Economics Deconstructed

The Dismal Science:How Thinking Like an Economist Undermines Community Stephen A. MarglinHarvard University Press, 2008; 359 pages The best thing about The Dismal Science: How Thinking Like an Economist Undermines Community is the title. Stephen Marglin is absolutely right that something is wrong with modern economics, particularly its treatment of communities of all kinds, including the family. But the Harvard economist fails to correct the problem for two reasons: first, his ignorance of the scholastic economics that prevailed for five centuries before Adam Smith, the most important element of which described the interpersonal relations that represent the foundation of community; and second, his turning instead to sociology, unaware of how that discipline depends upon the very economic theory that he decries. At his best, Marglin traces the shift in economic thinking “from Hobbes to Smith, by way of Locke and Mandeville,” in a narrative efficiently structured around concise and apposite quotations. With equal efficiency he includes, while confining mostly to an appendix, the necessary qualifications and technical aspects of his argument. “There is dissent and disagreement in economics,” he acknowledges. “Notwithstanding the variety, the mainstream, in my view, is so dominant that the other streams have become mere trickles. . . . It is this consensus to which the term economics applies in this book.” Yet the Harvard professor’s narrative is weak at a number of points.
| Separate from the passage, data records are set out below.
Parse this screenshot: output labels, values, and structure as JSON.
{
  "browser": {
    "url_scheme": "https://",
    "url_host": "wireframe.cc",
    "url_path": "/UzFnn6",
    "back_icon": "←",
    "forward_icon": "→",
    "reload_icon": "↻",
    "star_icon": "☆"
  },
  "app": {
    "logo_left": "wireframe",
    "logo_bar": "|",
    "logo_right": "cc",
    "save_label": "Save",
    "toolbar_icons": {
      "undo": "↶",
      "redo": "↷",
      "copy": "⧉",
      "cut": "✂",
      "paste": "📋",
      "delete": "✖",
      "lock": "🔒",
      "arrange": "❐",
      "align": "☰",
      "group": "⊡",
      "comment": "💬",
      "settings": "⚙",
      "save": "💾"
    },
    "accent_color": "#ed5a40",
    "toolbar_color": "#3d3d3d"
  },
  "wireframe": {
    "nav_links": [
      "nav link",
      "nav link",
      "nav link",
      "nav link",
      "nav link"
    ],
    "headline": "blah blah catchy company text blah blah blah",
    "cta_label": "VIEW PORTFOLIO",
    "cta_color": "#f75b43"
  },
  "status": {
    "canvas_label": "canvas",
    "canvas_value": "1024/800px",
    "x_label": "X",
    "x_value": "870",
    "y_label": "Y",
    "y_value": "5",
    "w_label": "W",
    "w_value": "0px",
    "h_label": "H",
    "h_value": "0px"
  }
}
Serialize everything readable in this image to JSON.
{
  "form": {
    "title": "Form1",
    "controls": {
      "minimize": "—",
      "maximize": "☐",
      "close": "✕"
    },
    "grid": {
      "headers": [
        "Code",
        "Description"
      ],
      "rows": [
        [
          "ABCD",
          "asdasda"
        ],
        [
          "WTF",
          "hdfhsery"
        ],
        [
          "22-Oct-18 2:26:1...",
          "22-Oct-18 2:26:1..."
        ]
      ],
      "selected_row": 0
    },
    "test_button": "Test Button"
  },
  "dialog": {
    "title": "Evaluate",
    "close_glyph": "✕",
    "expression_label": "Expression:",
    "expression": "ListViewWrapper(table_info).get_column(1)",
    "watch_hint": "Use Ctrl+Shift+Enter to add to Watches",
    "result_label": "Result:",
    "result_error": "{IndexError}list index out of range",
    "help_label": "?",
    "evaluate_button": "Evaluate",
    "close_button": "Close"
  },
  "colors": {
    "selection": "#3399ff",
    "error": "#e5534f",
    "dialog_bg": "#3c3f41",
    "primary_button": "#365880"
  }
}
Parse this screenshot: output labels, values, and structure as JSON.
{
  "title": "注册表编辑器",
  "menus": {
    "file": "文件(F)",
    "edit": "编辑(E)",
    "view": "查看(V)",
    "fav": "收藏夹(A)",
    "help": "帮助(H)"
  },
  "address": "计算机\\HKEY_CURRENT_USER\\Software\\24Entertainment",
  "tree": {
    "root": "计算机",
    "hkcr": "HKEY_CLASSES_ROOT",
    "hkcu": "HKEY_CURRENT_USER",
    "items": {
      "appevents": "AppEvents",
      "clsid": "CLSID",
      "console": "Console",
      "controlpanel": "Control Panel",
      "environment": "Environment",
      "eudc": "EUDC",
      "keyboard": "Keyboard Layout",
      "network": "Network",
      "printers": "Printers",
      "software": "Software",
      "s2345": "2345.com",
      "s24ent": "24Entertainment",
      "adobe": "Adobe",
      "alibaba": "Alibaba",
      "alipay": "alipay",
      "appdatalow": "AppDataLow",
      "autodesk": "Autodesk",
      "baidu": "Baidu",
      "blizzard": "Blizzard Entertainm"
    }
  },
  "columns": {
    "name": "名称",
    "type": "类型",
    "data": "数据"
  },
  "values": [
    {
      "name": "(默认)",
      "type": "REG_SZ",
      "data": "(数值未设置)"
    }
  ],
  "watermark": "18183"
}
If one asks exactly which elements Thomas Hobbes or John Locke or Bernard Mandeville or Adam Smith added to economic theory, the correct answer is “none.” As Joseph Schumpeter demonstrated in his History of Economic Analysis (1954), “The fact is that the Wealth of Nations does not contain a single analytic idea, principle or method that was entirely new in 1776.” But the same could be said of Hobbes in 1651, Locke in
Please subscribe or log in to read the rest of this content.